- 17. Ferru P, Kandel O (2004) Doc Rech Med Gen. Vol. 62. Société Française de Médecine Générale, Paris. Dictionnaire des Résultats de Consultation (Dictionary of Consultation Results). Révision 2003–2004: 3–54.
- 18. HAS (2007) Guide affection de longue durée. Le diabète de type 2. Available: http://www.has-sante.fr/portail/upload/docs/application/pdf/ald8_guidemedecin_diabetetype2_revunp_vucd.pdf. Accessed 2012 Jan 31.
- 19. Botsis T, Bassøe C-F, Hartvigsen G (2010) Sixteen years of ICPC use in Norwegian primary care: looking through the facts. BMC Med Inform Decis Mak 10: 11.
- 20. Thiru K, Hassey A, Sullivan F (2003) Systematic review of scope and quality of electronic patient record data in primary care. BMJ 326: 1070.
- 21. Detournay B, Cros S, Charbonnel B, Grimaldi A, Liard F, et al. (2000) Managing type 2 diabetes in France: the ECODIA survey. Diabetes Metab 26: 363–369.
- 22. Varroud-Vial M, Guerci B, Attali C (2007) Prise en charge du diabète en France. Des progrès certains (Management of diabetes in France. Some conclusive improvement). Réseaux Diabète 4–9.
- 23. Egan BM, Zhao Y, Axon RN (2010) US trends in prevalence, awareness, treatment, and control of hypertension, 1988–2008. JAMA 303: 2043–2050.
- 24. Chamontin B, Lang T, Vaisse B, Nicodeme R, Antoine MP, et al. (2001) Aterial hypertension and cardiovascular risk factors associated with diabetes. Report of the PHARE survey in general practice. Arch Mal Coeur Vaiss 94: 869–873.
- 25. Hippisley-Cox J, Pringle M (2004) Prevalence, care, and outcomes for patients with diet- controlled diabetes in general practice: cross sectional survey. Lancet 364: 423–428.

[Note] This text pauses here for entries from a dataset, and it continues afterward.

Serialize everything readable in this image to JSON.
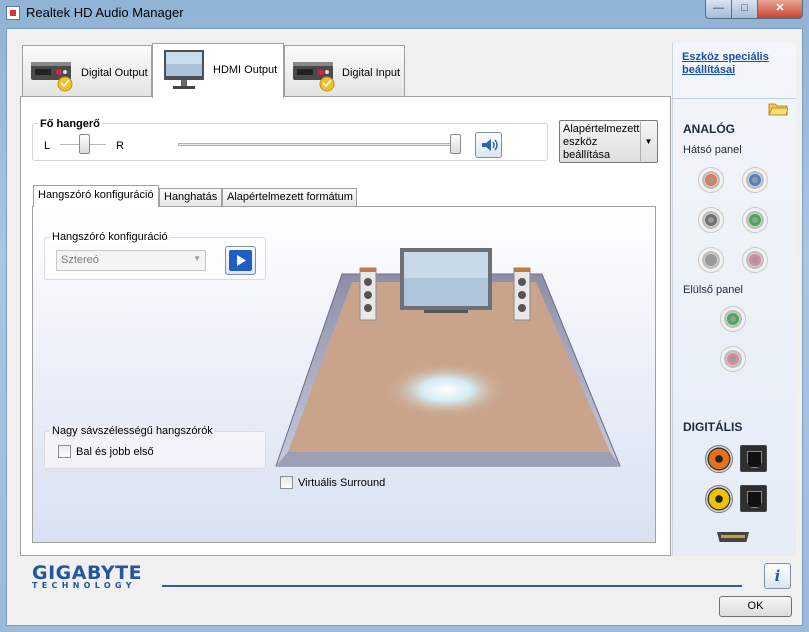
{
  "window": {
    "title": "Realtek HD Audio Manager",
    "controls": {
      "minimize": "—",
      "maximize": "□",
      "close": "✕"
    }
  },
  "device_tabs": [
    {
      "label": "Digital Output",
      "icon": "digital-output-device-icon",
      "active": false
    },
    {
      "label": "HDMI Output",
      "icon": "monitor-icon",
      "active": true
    },
    {
      "label": "Digital Input",
      "icon": "digital-input-device-icon",
      "active": false
    }
  ],
  "master_volume": {
    "title": "Fő hangerő",
    "left_label": "L",
    "right_label": "R",
    "balance": 0.5,
    "volume": 1.0,
    "mute_icon": "speaker-icon"
  },
  "default_device": {
    "label": "Alapértelmezett eszköz beállítása",
    "arrow": "▼"
  },
  "sub_tabs": [
    {
      "label": "Hangszóró konfiguráció",
      "active": true
    },
    {
      "label": "Hanghatás",
      "active": false
    },
    {
      "label": "Alapértelmezett formátum",
      "active": false
    }
  ],
  "speaker_config": {
    "group_title": "Hangszóró konfiguráció",
    "selected": "Sztereó",
    "play_icon": "play-icon"
  },
  "fullrange": {
    "group_title": "Nagy sávszélességű hangszórók",
    "checkbox_label": "Bal és jobb első",
    "checked": false
  },
  "virtual_surround": {
    "label": "Virtuális Surround",
    "checked": false
  },
  "right_panel": {
    "advanced_link": "Eszköz speciális beállításai",
    "analog_title": "ANALÓG",
    "rear_panel_title": "Hátsó panel",
    "front_panel_title": "Elülső panel",
    "digital_title": "DIGITÁLIS",
    "rear_jacks": [
      "#e07a4f",
      "#4f7fd0",
      "#707070",
      "#3fae55",
      "#9a9a9a",
      "#d98aa0"
    ],
    "front_jacks": [
      "#3fae55",
      "#d98aa0"
    ],
    "digital_ports": [
      {
        "type": "coaxial",
        "color": "#e8701a"
      },
      {
        "type": "optical"
      },
      {
        "type": "coaxial",
        "color": "#f2c200"
      },
      {
        "type": "optical"
      },
      {
        "type": "hdmi"
      }
    ]
  },
  "footer": {
    "brand": "GIGABYTE",
    "brand_sub": "TECHNOLOGY",
    "info_label": "i",
    "ok_label": "OK"
  }
}
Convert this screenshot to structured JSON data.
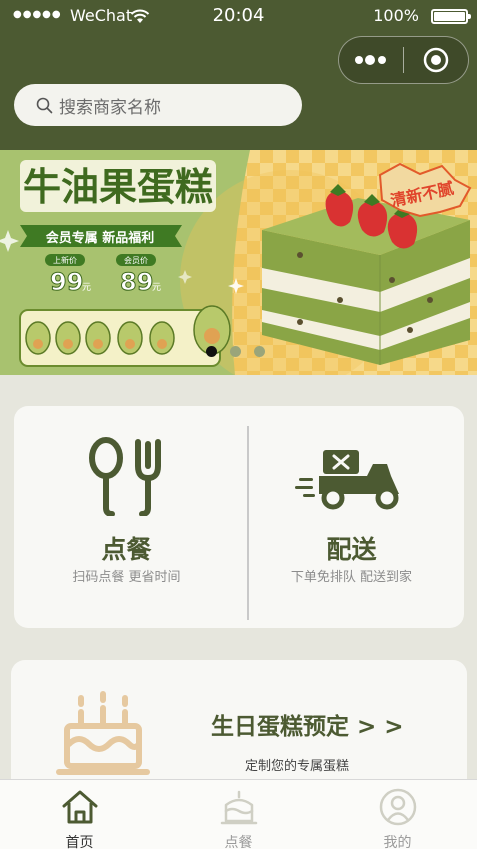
{
  "status_bar": {
    "signal": "●●●●●",
    "carrier": "WeChat",
    "time": "20:04",
    "battery": "100%"
  },
  "header": {
    "search_placeholder": "搜索商家名称",
    "brand_color": "#4c5a32"
  },
  "banner": {
    "title": "牛油果蛋糕",
    "tagline": "会员专属 新品福利",
    "badge": "清新不腻",
    "prices": [
      {
        "label": "上新价",
        "value": "99",
        "unit": "元"
      },
      {
        "label": "会员价",
        "value": "89",
        "unit": "元"
      }
    ],
    "slides": 3,
    "active_slide": 1
  },
  "services": [
    {
      "title": "点餐",
      "subtitle": "扫码点餐 更省时间",
      "icon": "fork-spoon-icon"
    },
    {
      "title": "配送",
      "subtitle": "下单免排队 配送到家",
      "icon": "delivery-scooter-icon"
    }
  ],
  "promo": {
    "title": "生日蛋糕预定 > >",
    "subtitle": "定制您的专属蛋糕",
    "icon": "birthday-cake-icon"
  },
  "tabbar": [
    {
      "label": "首页",
      "icon": "home-icon",
      "active": true
    },
    {
      "label": "点餐",
      "icon": "cake-icon",
      "active": false
    },
    {
      "label": "我的",
      "icon": "user-icon",
      "active": false
    }
  ]
}
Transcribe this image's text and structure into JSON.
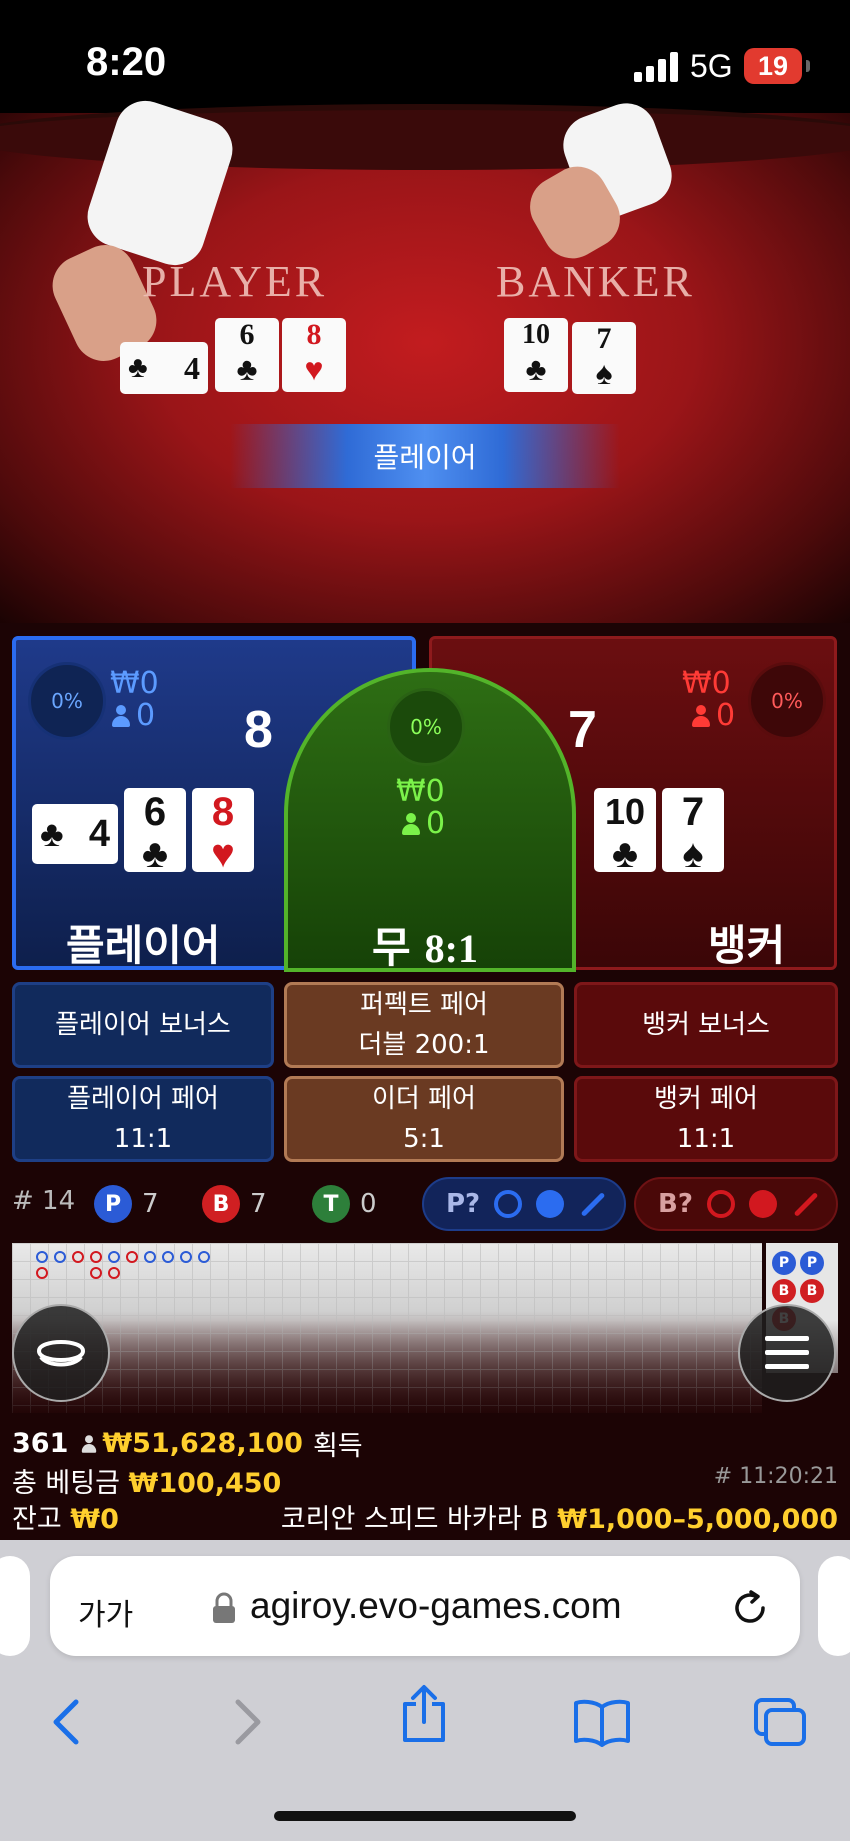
{
  "status_bar": {
    "time": "8:20",
    "network": "5G",
    "battery": "19"
  },
  "table": {
    "player_label": "PLAYER",
    "banker_label": "BANKER",
    "winner_banner": "플레이어",
    "player_cards": [
      {
        "rank": "4",
        "suit": "♣",
        "color": "black"
      },
      {
        "rank": "6",
        "suit": "♣",
        "color": "black"
      },
      {
        "rank": "8",
        "suit": "♥",
        "color": "red"
      }
    ],
    "banker_cards": [
      {
        "rank": "10",
        "suit": "♣",
        "color": "black"
      },
      {
        "rank": "7",
        "suit": "♠",
        "color": "black"
      }
    ]
  },
  "bet": {
    "player": {
      "pct": "0%",
      "amount": "₩0",
      "bettors": "0",
      "score": "8",
      "name": "플레이어",
      "cards": [
        {
          "rank": "4",
          "suit": "♣",
          "color": "black"
        },
        {
          "rank": "6",
          "suit": "♣",
          "color": "black"
        },
        {
          "rank": "8",
          "suit": "♥",
          "color": "red"
        }
      ]
    },
    "tie": {
      "pct": "0%",
      "amount": "₩0",
      "bettors": "0",
      "name": "무",
      "odds": "8:1"
    },
    "banker": {
      "pct": "0%",
      "amount": "₩0",
      "bettors": "0",
      "score": "7",
      "name": "뱅커",
      "cards": [
        {
          "rank": "10",
          "suit": "♣",
          "color": "black"
        },
        {
          "rank": "7",
          "suit": "♠",
          "color": "black"
        }
      ]
    }
  },
  "side_bets": {
    "player_bonus": "플레이어 보너스",
    "perfect_pair": {
      "line1": "퍼펙트 페어",
      "line2": "더블 200:1"
    },
    "banker_bonus": "뱅커 보너스",
    "player_pair": {
      "line1": "플레이어 페어",
      "line2": "11:1"
    },
    "either_pair": {
      "line1": "이더 페어",
      "line2": "5:1"
    },
    "banker_pair": {
      "line1": "뱅커 페어",
      "line2": "11:1"
    }
  },
  "stats": {
    "round": "# 14",
    "p_label": "P",
    "p_count": "7",
    "b_label": "B",
    "b_count": "7",
    "t_label": "T",
    "t_count": "0",
    "p_predict": "P?",
    "b_predict": "B?"
  },
  "road_side_labels": [
    "P",
    "P",
    "B",
    "B",
    "B"
  ],
  "footer": {
    "players": "361",
    "winnings": "₩51,628,100",
    "winnings_suffix": "획득",
    "total_bet_label": "총 베팅금",
    "total_bet": "₩100,450",
    "round_id": "# 11:20:21",
    "balance_label": "잔고",
    "balance": "₩0",
    "table_name": "코리안 스피드 바카라 B",
    "limits": "₩1,000–5,000,000"
  },
  "browser": {
    "text_size": "가가",
    "url": "agiroy.evo-games.com"
  },
  "colors": {
    "player": "#2b6cf0",
    "banker": "#d2181f",
    "tie": "#53b42a",
    "gold": "#ffcf2e"
  }
}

- 26. Bringer J, Fontaine P, Detournay B, Nachit-Ouinekh F, Brami G, et al. (2009) Prevalence of diagnosed type 2 diabetes mellitus in the French general population: the INSTANT study. Diabetes Metab 35: 25–31.